Look through the data below, and copy each line that carries the word "Hace".
DATA section start
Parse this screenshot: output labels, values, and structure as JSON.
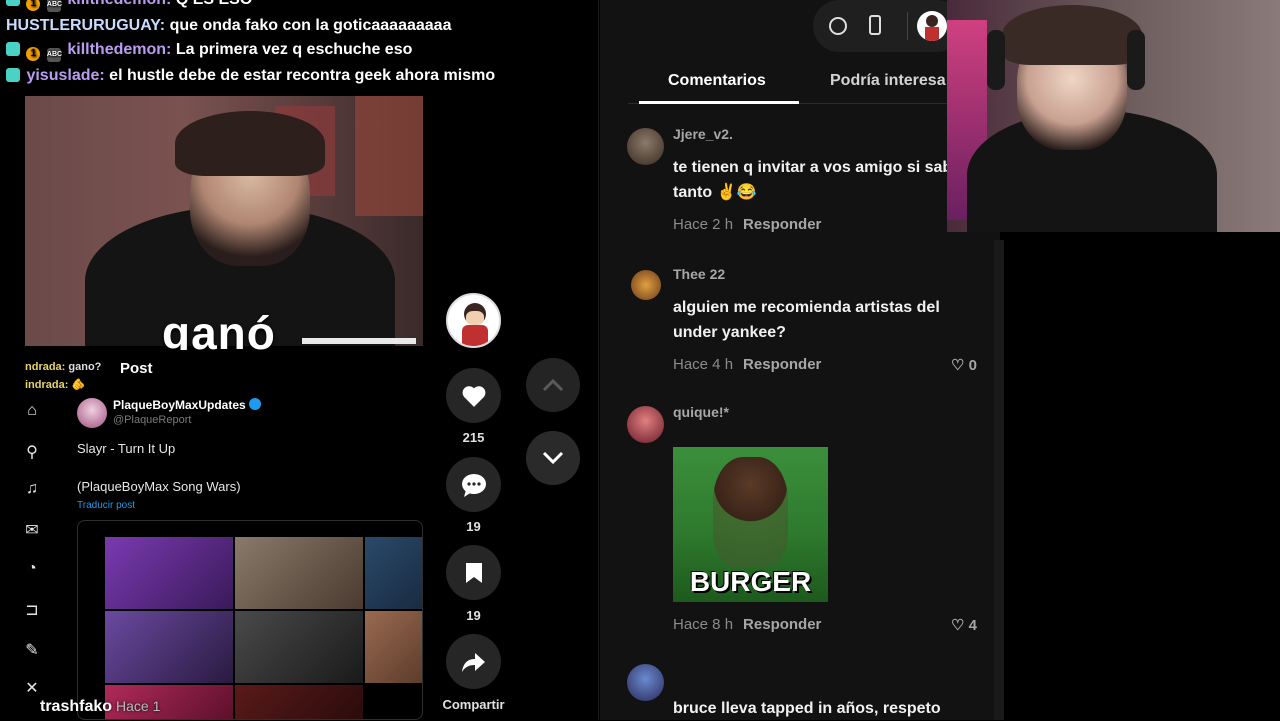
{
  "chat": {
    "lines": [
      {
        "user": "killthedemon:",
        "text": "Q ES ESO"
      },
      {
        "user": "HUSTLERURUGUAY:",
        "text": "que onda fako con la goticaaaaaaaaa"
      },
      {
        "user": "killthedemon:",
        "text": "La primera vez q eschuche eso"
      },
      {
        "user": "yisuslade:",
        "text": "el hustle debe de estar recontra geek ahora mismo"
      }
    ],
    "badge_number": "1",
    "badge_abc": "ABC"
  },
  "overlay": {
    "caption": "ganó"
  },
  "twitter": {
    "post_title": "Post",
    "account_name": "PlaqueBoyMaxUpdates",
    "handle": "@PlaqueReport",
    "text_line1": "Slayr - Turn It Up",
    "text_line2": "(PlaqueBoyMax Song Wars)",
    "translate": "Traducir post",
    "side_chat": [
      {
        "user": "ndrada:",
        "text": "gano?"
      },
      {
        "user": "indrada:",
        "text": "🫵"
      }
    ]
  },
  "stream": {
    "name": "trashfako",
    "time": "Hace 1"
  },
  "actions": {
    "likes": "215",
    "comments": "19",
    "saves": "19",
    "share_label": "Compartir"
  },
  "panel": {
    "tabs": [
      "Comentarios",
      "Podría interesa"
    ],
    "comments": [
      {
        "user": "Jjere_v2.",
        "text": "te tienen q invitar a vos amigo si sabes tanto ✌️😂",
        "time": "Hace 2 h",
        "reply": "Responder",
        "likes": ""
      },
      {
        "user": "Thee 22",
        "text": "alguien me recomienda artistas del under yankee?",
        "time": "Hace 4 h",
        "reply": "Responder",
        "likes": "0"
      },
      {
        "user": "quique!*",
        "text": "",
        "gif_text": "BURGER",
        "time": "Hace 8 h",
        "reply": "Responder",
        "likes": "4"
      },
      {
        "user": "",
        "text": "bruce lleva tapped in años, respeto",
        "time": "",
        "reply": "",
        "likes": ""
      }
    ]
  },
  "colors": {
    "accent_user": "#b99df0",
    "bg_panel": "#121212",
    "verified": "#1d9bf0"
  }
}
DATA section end
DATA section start
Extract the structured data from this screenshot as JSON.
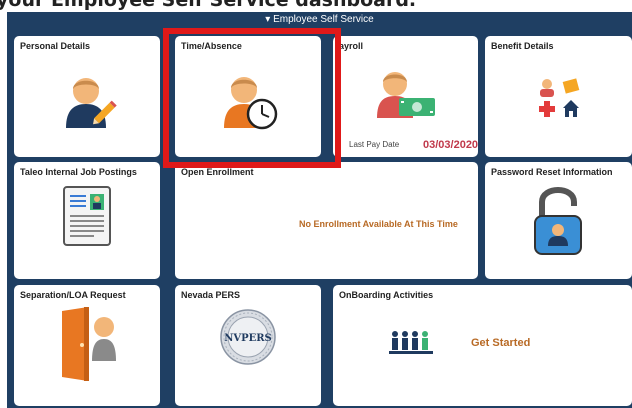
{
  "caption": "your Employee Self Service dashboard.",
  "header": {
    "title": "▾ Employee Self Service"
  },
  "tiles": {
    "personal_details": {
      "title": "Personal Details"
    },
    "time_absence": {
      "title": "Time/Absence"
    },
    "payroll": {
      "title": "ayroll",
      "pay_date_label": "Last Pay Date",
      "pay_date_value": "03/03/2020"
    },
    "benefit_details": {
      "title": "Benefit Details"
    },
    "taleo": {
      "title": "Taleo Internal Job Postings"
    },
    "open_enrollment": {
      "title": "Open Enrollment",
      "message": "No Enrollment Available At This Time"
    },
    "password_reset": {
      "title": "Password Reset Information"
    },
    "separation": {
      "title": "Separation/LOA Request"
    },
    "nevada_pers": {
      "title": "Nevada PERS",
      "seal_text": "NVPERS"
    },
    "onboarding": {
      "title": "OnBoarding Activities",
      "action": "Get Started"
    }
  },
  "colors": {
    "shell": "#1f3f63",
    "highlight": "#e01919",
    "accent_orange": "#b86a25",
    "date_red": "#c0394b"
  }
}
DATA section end
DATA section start
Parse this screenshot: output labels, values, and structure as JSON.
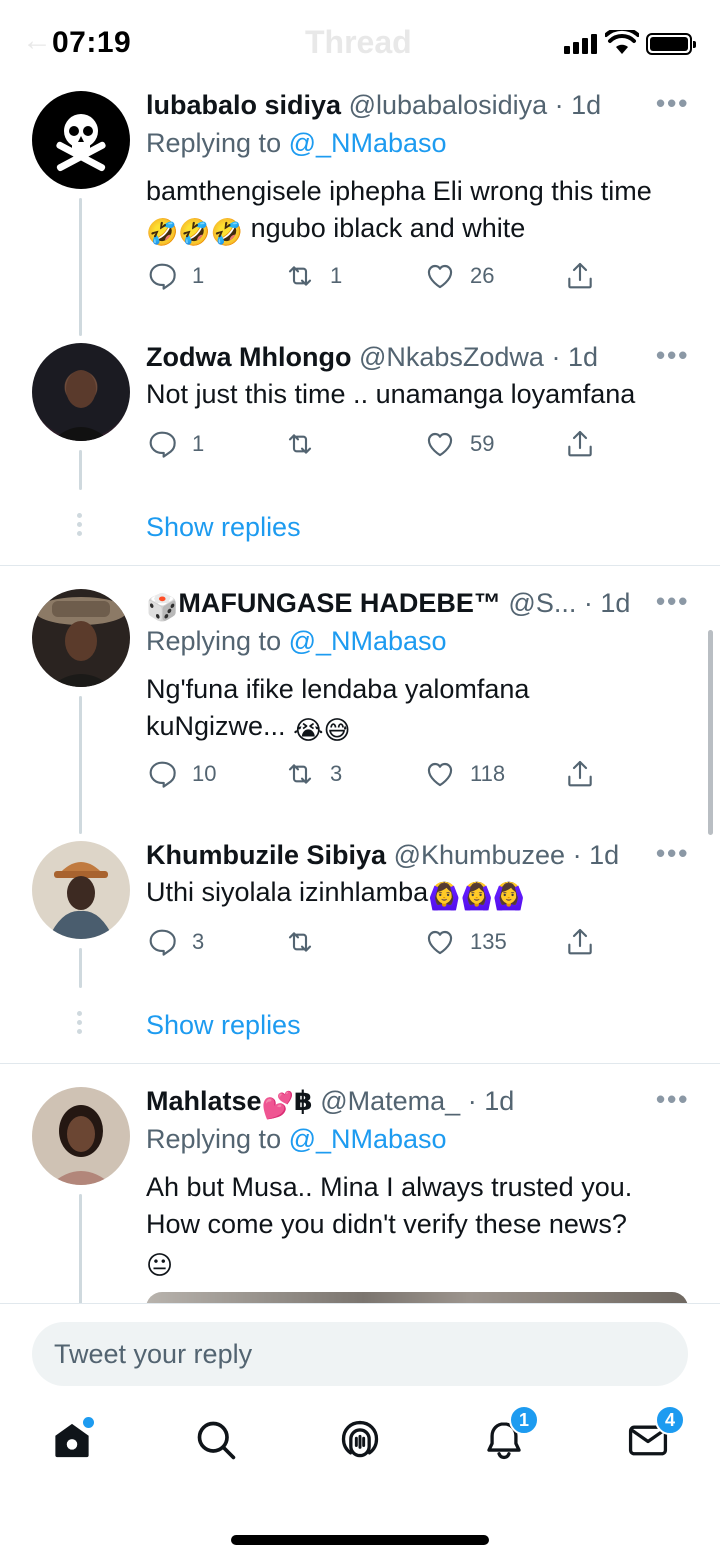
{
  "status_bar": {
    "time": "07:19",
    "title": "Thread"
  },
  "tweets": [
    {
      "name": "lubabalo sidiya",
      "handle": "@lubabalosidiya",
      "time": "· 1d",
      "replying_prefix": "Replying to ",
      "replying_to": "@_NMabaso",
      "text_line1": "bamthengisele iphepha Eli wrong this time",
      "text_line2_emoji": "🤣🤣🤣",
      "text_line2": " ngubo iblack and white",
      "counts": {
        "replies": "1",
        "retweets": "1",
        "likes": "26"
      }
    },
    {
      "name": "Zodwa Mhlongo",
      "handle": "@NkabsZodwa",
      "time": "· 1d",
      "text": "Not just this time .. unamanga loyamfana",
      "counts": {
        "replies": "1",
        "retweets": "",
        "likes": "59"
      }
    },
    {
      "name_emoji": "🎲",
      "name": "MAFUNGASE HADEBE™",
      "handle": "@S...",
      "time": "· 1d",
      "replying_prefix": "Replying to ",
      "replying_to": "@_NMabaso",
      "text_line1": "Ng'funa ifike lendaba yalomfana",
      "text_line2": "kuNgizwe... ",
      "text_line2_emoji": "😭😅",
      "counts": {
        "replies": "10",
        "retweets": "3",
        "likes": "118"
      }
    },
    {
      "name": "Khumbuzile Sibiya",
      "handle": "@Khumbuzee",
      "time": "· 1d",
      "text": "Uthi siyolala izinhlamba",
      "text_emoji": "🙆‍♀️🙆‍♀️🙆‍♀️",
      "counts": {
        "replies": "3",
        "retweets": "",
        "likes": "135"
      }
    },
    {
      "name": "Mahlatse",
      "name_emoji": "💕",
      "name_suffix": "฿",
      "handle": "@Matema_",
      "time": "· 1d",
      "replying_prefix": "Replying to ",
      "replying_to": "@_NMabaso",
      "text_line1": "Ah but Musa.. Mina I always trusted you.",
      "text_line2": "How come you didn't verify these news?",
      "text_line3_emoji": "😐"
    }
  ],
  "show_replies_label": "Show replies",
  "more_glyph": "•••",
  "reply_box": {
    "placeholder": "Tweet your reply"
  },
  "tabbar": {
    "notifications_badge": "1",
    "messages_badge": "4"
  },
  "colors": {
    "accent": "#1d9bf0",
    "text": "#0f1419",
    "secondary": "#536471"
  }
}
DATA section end
### YOUR RESPONSE
    "time": "Hace 1"
        "time": "Hace 2 h",
        "time": "Hace 4 h",
        "time": "Hace 8 h",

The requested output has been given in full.